A team of Monash University researchers, led by Professor Doug MacFarlane, has developed an ionic liquid-based thermocell. Thermocells harness the thermal energy from the difference in temperature between two surfaces and convert that energy into electricity. The new thermocell generates more electrical energy than any previous power cell operating in a similar temperature range.

The major benefit of a thermocell is that it can harness energy that is otherwise lost to surroundings – relieving some need for fossil fuels.
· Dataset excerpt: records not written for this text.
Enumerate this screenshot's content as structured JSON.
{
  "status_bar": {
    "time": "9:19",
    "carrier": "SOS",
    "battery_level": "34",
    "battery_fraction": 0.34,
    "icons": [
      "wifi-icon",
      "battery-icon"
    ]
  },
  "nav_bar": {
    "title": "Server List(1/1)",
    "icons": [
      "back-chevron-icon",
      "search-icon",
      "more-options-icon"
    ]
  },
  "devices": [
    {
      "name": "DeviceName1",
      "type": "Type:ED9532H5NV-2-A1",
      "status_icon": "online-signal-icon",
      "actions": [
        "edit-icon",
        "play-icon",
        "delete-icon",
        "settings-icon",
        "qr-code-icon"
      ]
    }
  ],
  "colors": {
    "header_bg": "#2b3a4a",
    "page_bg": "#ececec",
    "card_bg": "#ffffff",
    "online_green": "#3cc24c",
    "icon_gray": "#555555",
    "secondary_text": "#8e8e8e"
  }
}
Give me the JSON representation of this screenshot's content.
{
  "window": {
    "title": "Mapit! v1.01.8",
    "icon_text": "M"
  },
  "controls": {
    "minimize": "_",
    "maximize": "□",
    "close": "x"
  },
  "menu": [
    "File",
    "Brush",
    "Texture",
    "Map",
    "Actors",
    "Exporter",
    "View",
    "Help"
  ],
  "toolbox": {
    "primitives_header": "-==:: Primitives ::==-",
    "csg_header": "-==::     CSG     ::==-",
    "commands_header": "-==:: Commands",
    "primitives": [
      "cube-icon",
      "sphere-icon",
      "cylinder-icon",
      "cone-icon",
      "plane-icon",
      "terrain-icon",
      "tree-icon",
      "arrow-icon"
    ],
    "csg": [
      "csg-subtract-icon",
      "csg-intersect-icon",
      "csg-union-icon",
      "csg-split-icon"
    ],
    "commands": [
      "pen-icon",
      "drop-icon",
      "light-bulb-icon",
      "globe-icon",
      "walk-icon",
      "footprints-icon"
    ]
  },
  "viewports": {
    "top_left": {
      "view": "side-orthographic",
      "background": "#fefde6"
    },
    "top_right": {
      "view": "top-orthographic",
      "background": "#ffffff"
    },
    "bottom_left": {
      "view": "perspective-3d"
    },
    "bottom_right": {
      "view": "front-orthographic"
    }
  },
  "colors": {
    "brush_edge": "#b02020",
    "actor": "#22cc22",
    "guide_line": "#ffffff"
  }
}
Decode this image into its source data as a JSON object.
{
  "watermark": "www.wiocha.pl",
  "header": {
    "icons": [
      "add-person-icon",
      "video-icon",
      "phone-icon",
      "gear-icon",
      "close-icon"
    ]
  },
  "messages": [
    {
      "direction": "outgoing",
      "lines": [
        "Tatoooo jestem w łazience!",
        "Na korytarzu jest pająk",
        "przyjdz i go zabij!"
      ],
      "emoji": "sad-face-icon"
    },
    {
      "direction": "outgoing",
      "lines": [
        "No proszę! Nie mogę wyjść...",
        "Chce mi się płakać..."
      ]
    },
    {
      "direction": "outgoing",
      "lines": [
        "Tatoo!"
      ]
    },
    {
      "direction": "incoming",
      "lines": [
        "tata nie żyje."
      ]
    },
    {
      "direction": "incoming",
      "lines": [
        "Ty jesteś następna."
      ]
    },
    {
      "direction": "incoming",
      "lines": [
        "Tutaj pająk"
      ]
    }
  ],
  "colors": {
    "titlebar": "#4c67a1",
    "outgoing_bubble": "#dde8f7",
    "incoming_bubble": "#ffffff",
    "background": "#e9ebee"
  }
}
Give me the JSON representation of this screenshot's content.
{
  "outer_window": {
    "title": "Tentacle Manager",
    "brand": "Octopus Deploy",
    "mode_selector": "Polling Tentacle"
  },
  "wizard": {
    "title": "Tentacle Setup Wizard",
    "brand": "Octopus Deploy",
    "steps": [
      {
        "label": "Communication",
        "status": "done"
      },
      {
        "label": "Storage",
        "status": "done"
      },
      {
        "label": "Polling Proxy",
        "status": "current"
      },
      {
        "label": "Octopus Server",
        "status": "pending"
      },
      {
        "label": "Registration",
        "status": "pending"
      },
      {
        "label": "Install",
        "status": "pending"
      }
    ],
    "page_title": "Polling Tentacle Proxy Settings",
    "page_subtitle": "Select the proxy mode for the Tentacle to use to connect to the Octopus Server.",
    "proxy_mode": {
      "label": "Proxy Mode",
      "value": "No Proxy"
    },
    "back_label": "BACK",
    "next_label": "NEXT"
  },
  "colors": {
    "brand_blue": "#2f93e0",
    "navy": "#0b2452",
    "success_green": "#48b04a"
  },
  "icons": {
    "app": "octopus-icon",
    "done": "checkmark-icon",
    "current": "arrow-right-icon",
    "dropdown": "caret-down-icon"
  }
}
The Monash device is based on a novel liquid redox electrolyte and offers the possibility of a cheap and flexible design suitable for harvesting waste heat in the 100 to 200°C range. For example, it the could be used to generate electricity from low grade steam in coal-fired power stations at temperatures of around 130°C. This would be done simply by having the steam pass over the outer surface of the hot electrode, while the other electrode is air or water cooled.